* [To do] All lines below containing "Push" are to be listed.

** Provided records follows **

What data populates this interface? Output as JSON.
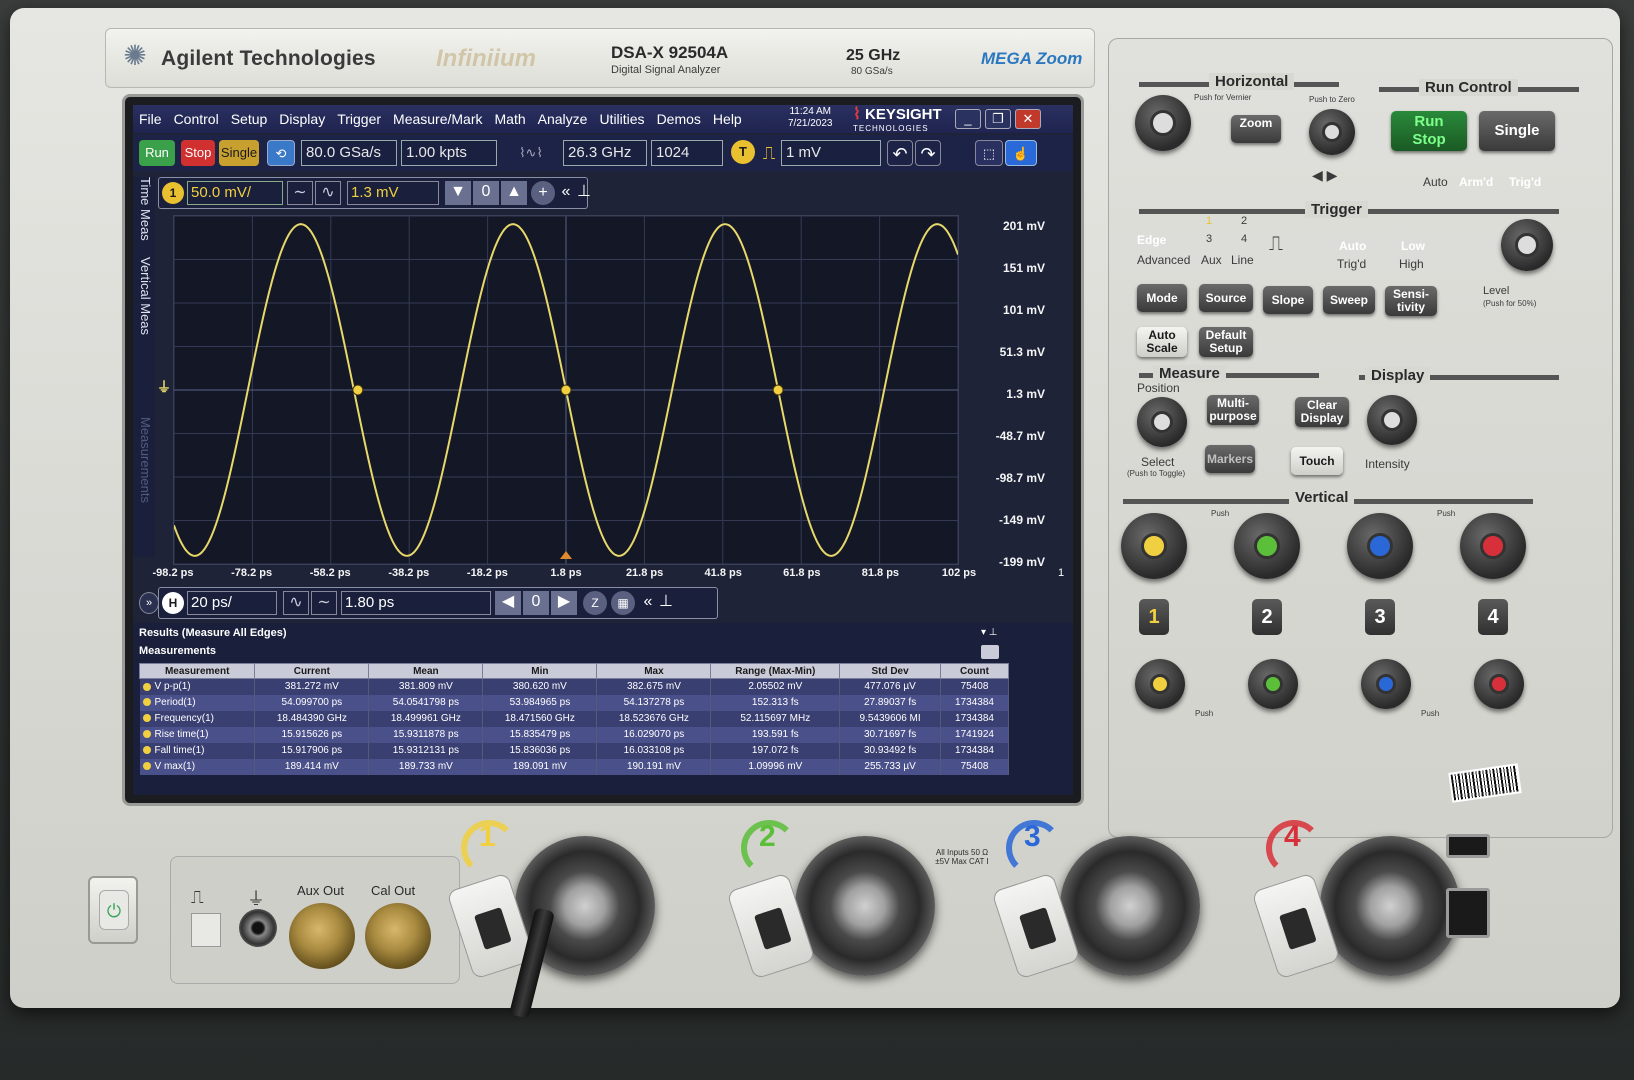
{
  "front_panel": {
    "brand": "Agilent Technologies",
    "series": "Infiniium",
    "model": "DSA-X 92504A",
    "model_desc": "Digital Signal Analyzer",
    "bandwidth": "25 GHz",
    "sample_rate": "80 GSa/s",
    "megazoom": "MEGA Zoom"
  },
  "menu": {
    "items": [
      "File",
      "Control",
      "Setup",
      "Display",
      "Trigger",
      "Measure/Mark",
      "Math",
      "Analyze",
      "Utilities",
      "Demos",
      "Help"
    ],
    "time": "11:24 AM",
    "date": "7/21/2023",
    "keysight": "KEYSIGHT",
    "keysight_sub": "TECHNOLOGIES"
  },
  "toolbar": {
    "run": "Run",
    "stop": "Stop",
    "single": "Single",
    "sample_rate": "80.0 GSa/s",
    "memory_depth": "1.00 kpts",
    "bandwidth": "26.3 GHz",
    "averages": "1024",
    "trigger_level": "1 mV",
    "trigger_icon": "T"
  },
  "channel": {
    "number": "1",
    "scale": "50.0 mV/",
    "offset": "1.3 mV"
  },
  "sidetabs": {
    "time_meas": "Time Meas",
    "vertical_meas": "Vertical Meas",
    "measurements": "Measurements"
  },
  "horizontal": {
    "label": "H",
    "scale": "20 ps/",
    "position": "1.80 ps"
  },
  "y_axis_labels": [
    "201 mV",
    "151 mV",
    "101 mV",
    "51.3 mV",
    "1.3 mV",
    "-48.7 mV",
    "-98.7 mV",
    "-149 mV",
    "-199 mV"
  ],
  "x_axis_labels": [
    "-98.2 ps",
    "-78.2 ps",
    "-58.2 ps",
    "-38.2 ps",
    "-18.2 ps",
    "1.8 ps",
    "21.8 ps",
    "41.8 ps",
    "61.8 ps",
    "81.8 ps",
    "102 ps"
  ],
  "x_axis_page": "1",
  "results": {
    "title": "Results   (Measure All Edges)",
    "subtitle": "Measurements",
    "headers": [
      "Measurement",
      "Current",
      "Mean",
      "Min",
      "Max",
      "Range (Max-Min)",
      "Std Dev",
      "Count"
    ],
    "rows": [
      [
        "V p-p(1)",
        "381.272 mV",
        "381.809 mV",
        "380.620 mV",
        "382.675 mV",
        "2.05502 mV",
        "477.076 µV",
        "75408"
      ],
      [
        "Period(1)",
        "54.099700 ps",
        "54.0541798 ps",
        "53.984965 ps",
        "54.137278 ps",
        "152.313 fs",
        "27.89037 fs",
        "1734384"
      ],
      [
        "Frequency(1)",
        "18.484390 GHz",
        "18.499961 GHz",
        "18.471560 GHz",
        "18.523676 GHz",
        "52.115697 MHz",
        "9.5439606 MI",
        "1734384"
      ],
      [
        "Rise time(1)",
        "15.915626 ps",
        "15.9311878 ps",
        "15.835479 ps",
        "16.029070 ps",
        "193.591 fs",
        "30.71697 fs",
        "1741924"
      ],
      [
        "Fall time(1)",
        "15.917906 ps",
        "15.9312131 ps",
        "15.836036 ps",
        "16.033108 ps",
        "197.072 fs",
        "30.93492 fs",
        "1734384"
      ],
      [
        "V max(1)",
        "189.414 mV",
        "189.733 mV",
        "189.091 mV",
        "190.191 mV",
        "1.09996 mV",
        "255.733 µV",
        "75408"
      ]
    ]
  },
  "panel": {
    "horizontal": "Horizontal",
    "run_control": "Run Control",
    "zoom": "Zoom",
    "run_stop_1": "Run",
    "run_stop_2": "Stop",
    "single": "Single",
    "push_vernier": "Push for Vernier",
    "push_zero": "Push to Zero",
    "auto": "Auto",
    "armd": "Arm'd",
    "trigd": "Trig'd",
    "trigger": "Trigger",
    "edge": "Edge",
    "advanced": "Advanced",
    "aux": "Aux",
    "line": "Line",
    "src1": "1",
    "src2": "2",
    "src3": "3",
    "src4": "4",
    "trig_auto": "Auto",
    "trig_trigd": "Trig'd",
    "low": "Low",
    "high": "High",
    "level": "Level",
    "level_sub": "(Push for 50%)",
    "mode": "Mode",
    "source": "Source",
    "slope": "Slope",
    "sweep": "Sweep",
    "sensitivity_1": "Sensi-",
    "sensitivity_2": "tivity",
    "auto_scale_1": "Auto",
    "auto_scale_2": "Scale",
    "default_setup_1": "Default",
    "default_setup_2": "Setup",
    "measure": "Measure",
    "display": "Display",
    "position": "Position",
    "multi_1": "Multi-",
    "multi_2": "purpose",
    "clear_display_1": "Clear",
    "clear_display_2": "Display",
    "select": "Select",
    "select_sub": "(Push to Toggle)",
    "markers": "Markers",
    "touch": "Touch",
    "intensity": "Intensity",
    "vertical": "Vertical",
    "ch1": "1",
    "ch2": "2",
    "ch3": "3",
    "ch4": "4",
    "push_vernier_short": "Push",
    "push_zero_short": "Push"
  },
  "bottom": {
    "aux_out": "Aux Out",
    "cal_out": "Cal Out",
    "all_inputs": "All Inputs 50 Ω ±5V Max CAT I",
    "ch1": "1",
    "ch2": "2",
    "ch3": "3",
    "ch4": "4"
  },
  "colors": {
    "ch1": "#f0d040",
    "ch2": "#5cbf3a",
    "ch3": "#2a68d8",
    "ch4": "#d8303a",
    "trace": "#e8d86a"
  },
  "waveform": {
    "frequency_ghz": 18.48,
    "amplitude_mv": 190.6,
    "offset_mv": 1.3
  }
}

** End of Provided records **

* [Exercise solution]
    "push_vernier": "Push for Vernier",
    "push_zero": "Push to Zero",
    "level_sub": "(Push for 50%)",
    "select_sub": "(Push to Toggle)",
    "push_vernier_short": "Push",
    "push_zero_short": "Push"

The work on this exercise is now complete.